Please note, however, that water (H2O) also represents the presence of oxygen, and oxygen is an element that can react with metals to form oxides on the metal surface being heated up in that furnace. Thus, to prevent oxidation of metals during a furnace brazing process, it is important to keep oxygen away from the part being brazed, which means controlling the amount of moisture present in any gaseous atmosphere being used in a vacuum-furnace during that brazing process. Gaseous atmospheres are indeed introduced into vacuum furnaces for rapid-cooling after brazing, or may be introduced into the vacuum chamber in order to build up a partial-pressure to prevent outgassing of certain elements from the metals being brazed, or from the brazing-filler-metal (BFM) itself. Gases may also be introduced into “multi-bar” vacuum furnaces for purposes of perhaps heat-treating parts during or following a brazing run.
The dewpoint of a gas can be measured fairly easily by the use of a dewpoint-meter (also called a hygrometer), which, as the name suggests, is an instrument that will measure the amount of moisture in a gas and provide that information via readouts, either as part of the furnace control instrumentation (as shown in Fig. 1), or perhaps as a separate, portable dewpoint-meter that can be connected to a special port in the atmosphere-piping system to the vacuum furnace (as shown in Fig. 2).
Three very important things to know about dewpoint control:
1. Dewpoint Must Be Measured at the Furnace, Not at the Gas Source
Receiving a certification from your gas-supplier stating that the atmosphere (gaseous or liquid) they have delivered to you has “such and such” dewpoint, is actually quite meaningless to your brazing operations. What is important, instead, is the dewpoint of that atmosphere when it is inside the furnace chamber itself where the brazing is taking place – after it’s been piped from the outside tanks all the way to the furnace. The piping and pipe-fittings can have a major effect (either negative or positive) on the dewpoint of an atmosphere gas being piped from a liquid tank or other external source of gas. This will be the topic of another article soon.
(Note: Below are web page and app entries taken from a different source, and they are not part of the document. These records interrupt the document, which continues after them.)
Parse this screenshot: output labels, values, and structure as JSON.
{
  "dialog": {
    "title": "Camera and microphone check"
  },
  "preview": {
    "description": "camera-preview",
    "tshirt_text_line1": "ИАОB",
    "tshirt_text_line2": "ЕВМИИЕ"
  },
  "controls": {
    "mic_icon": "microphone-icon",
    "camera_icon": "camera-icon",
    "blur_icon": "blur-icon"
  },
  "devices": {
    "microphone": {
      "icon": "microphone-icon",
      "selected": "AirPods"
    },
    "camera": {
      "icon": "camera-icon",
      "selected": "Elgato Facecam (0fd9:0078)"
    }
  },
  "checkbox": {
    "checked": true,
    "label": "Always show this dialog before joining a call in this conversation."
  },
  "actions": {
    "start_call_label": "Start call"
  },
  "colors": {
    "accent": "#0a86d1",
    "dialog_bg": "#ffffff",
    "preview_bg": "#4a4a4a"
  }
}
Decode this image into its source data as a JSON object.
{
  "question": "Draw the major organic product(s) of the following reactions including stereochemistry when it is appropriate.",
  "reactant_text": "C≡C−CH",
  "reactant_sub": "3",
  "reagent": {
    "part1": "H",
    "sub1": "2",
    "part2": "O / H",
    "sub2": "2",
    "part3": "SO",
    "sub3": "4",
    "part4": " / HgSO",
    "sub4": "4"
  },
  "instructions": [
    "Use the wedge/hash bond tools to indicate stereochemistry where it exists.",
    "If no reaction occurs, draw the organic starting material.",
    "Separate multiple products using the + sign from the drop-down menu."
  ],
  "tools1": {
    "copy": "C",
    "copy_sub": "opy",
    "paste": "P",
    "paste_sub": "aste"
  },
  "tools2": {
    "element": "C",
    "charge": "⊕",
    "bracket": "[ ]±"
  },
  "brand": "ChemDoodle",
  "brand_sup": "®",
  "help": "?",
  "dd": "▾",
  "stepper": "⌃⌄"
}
2. If You Are, in Fact, Putting a Gaseous Atmosphere into Your Vacuum Chamber, You Must Know Its Dewpoint
If a gaseous atmosphere is being used in your vacuum furnace brazing process, perhaps for outgassing-suppression, or for rapid cooling, etc., or for multi-bar HT/brazing, then the dewpoint of that gas MUST be measured – at the furnace — and provided to the furnace operator, or the brazing process is NOT being properly controlled! I am often amazed by brazing shop personnel who do NOT know the dewpoint of the gaseous-atmosphere being used inside their furnace. They merely “assume” its okay. That is a very poor brazing practice.
Remember, dewpoint represents moisture. Moisture represents oxygen. Oxygen at brazing temp causes oxidation of metals. Unfortunately, brazing filler metals (BFMs) don’t like to bond to, or flow over, oxides on metals! Thus, if you don’t accurately monitor, and control, the dewpoint of the gaseous atmosphere you are using in your brazing operations, you can easily ruin your brazing.
Therefore, the dewpoint of any brazing-atmosphere used must be known in order for the brazing process to be “in control”. There are a number of good manufacturers of dewpoint equipment available in the marketplace. Remember, if a gaseous atmosphere touches a brazed component at any time during the entire vacuum-brazing cycle, from loading to unloading, know (and control) the dewpoint of that gas.